**TASK OBJECTIVE:** Copy out all lines in the material below that contain the string "kind".

-*-*-

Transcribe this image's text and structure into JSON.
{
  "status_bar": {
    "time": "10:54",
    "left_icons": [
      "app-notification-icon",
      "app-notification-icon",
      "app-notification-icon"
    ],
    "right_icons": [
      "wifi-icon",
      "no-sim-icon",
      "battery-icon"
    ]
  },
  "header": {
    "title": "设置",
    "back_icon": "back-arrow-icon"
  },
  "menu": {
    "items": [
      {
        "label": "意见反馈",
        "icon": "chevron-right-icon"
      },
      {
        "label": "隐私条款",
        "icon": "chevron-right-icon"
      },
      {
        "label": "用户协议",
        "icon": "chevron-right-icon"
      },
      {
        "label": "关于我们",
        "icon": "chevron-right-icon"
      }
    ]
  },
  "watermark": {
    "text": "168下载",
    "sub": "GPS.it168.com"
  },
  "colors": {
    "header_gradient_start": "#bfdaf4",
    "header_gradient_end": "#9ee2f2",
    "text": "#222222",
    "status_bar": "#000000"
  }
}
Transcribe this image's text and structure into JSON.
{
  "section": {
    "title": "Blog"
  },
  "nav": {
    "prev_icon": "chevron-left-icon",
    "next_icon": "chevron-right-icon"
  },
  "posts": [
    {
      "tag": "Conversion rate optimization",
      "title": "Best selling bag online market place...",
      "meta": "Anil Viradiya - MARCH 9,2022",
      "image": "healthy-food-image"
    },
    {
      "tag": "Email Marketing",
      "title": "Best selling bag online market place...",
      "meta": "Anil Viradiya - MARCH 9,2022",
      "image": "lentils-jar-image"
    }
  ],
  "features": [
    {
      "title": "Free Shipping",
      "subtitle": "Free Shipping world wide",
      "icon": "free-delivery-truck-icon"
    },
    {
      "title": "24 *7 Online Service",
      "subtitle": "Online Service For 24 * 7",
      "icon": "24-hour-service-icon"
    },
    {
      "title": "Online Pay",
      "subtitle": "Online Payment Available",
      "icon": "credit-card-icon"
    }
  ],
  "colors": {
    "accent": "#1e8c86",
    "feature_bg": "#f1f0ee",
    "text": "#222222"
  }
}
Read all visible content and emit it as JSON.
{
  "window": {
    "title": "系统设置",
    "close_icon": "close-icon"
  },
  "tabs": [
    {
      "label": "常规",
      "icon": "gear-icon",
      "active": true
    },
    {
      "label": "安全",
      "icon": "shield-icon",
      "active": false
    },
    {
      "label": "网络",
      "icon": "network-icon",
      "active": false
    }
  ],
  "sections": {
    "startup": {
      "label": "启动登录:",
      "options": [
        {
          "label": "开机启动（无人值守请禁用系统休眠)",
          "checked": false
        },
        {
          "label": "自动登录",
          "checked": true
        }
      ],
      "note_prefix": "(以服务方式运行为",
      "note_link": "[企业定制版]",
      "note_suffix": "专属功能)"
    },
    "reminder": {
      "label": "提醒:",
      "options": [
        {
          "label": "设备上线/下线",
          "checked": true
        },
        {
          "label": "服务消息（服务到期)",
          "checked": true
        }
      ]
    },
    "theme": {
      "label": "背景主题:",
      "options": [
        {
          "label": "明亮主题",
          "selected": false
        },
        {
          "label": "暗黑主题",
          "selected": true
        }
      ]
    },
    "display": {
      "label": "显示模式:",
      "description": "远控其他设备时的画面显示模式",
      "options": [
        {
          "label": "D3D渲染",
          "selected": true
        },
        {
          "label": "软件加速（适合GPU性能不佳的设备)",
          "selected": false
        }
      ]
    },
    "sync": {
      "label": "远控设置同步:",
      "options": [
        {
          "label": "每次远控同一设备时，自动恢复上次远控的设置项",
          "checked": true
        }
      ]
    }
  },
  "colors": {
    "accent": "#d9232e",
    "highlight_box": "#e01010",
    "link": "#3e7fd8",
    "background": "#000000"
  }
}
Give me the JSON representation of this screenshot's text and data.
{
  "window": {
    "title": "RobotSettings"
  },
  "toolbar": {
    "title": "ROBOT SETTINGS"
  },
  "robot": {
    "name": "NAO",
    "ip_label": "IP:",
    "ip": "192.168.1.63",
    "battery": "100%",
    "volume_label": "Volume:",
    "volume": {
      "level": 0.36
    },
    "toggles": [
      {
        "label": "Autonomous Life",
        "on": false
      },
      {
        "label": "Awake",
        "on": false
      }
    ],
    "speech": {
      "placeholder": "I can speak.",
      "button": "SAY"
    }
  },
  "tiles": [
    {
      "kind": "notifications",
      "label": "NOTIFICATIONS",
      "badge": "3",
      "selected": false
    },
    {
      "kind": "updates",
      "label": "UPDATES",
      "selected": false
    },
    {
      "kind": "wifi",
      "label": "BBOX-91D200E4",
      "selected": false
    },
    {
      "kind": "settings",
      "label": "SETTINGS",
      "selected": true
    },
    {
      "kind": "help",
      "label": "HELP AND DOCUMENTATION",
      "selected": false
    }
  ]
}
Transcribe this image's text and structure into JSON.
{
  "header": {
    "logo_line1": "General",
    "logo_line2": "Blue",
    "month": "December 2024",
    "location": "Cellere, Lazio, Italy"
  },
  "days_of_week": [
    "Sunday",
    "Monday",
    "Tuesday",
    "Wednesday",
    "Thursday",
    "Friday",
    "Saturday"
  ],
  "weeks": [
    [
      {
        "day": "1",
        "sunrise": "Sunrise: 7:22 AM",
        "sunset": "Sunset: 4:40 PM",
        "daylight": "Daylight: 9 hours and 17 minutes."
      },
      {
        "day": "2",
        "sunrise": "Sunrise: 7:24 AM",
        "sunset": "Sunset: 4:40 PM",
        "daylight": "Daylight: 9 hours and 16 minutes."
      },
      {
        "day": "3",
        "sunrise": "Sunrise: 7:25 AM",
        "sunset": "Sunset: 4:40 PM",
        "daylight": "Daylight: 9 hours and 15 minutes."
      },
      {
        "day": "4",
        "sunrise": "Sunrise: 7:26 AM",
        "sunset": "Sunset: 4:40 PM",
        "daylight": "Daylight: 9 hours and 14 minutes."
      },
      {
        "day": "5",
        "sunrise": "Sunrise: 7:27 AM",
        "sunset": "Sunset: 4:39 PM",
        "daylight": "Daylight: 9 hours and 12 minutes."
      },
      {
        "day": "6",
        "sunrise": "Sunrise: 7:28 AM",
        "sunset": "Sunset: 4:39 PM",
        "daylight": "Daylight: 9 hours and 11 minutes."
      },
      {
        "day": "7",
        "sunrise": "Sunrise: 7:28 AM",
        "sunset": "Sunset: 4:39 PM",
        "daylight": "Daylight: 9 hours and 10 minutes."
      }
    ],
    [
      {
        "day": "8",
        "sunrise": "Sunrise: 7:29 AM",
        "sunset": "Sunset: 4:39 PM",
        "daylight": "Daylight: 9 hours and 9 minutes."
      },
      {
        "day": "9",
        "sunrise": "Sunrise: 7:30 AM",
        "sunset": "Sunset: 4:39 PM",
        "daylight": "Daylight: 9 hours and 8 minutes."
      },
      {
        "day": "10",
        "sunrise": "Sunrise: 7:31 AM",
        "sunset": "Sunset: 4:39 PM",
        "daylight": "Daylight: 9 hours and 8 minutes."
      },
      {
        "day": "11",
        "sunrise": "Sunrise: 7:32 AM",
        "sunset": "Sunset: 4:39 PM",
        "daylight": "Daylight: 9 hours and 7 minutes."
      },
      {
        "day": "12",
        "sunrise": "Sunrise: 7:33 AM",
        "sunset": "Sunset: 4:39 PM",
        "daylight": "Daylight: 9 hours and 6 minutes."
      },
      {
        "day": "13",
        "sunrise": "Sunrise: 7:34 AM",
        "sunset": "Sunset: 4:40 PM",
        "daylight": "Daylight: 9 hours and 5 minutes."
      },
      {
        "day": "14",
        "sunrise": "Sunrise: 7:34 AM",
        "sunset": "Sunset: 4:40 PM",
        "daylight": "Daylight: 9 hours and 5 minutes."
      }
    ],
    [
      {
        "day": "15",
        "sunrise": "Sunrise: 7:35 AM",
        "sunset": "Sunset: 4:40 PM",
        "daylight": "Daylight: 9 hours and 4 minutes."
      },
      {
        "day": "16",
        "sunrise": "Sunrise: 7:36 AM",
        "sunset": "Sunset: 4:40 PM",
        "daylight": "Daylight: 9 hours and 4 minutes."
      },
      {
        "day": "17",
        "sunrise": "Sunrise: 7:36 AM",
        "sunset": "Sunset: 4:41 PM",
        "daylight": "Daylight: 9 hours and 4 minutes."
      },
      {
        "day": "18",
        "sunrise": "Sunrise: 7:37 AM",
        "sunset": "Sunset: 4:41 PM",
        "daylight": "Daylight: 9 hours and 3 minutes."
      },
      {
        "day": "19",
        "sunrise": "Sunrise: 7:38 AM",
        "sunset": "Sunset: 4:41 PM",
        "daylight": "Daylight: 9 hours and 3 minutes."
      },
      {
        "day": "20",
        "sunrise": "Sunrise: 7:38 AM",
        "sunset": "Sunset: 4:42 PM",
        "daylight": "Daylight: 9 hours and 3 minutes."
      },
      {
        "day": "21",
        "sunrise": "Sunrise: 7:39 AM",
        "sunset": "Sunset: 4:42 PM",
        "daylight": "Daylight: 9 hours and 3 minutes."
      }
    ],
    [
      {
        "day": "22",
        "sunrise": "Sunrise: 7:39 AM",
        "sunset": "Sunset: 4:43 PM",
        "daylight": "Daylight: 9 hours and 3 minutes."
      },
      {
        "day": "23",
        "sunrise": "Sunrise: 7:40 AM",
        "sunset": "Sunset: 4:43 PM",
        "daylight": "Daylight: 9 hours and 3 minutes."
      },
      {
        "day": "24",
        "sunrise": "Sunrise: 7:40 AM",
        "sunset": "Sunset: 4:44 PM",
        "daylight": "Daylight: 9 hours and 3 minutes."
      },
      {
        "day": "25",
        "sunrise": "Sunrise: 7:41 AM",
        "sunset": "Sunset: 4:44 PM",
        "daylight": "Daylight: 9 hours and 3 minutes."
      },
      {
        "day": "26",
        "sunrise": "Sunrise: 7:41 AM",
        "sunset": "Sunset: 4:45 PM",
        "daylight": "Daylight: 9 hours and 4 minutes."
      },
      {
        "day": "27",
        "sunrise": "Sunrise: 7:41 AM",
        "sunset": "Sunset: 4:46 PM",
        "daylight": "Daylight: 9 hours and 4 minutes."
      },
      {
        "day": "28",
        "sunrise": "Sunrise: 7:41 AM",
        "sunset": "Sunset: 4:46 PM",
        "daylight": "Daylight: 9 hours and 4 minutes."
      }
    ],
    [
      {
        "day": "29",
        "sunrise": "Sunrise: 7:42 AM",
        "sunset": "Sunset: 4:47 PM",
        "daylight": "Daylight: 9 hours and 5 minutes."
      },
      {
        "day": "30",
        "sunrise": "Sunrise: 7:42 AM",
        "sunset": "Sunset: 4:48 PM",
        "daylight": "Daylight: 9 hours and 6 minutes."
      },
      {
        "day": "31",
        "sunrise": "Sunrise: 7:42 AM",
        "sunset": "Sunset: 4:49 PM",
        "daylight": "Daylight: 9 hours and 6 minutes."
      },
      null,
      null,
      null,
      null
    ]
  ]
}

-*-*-

**ANSWER BELOW:**
      "kind": "notifications",
      "kind": "updates",
      "kind": "wifi",
      "kind": "settings",
      "kind": "help",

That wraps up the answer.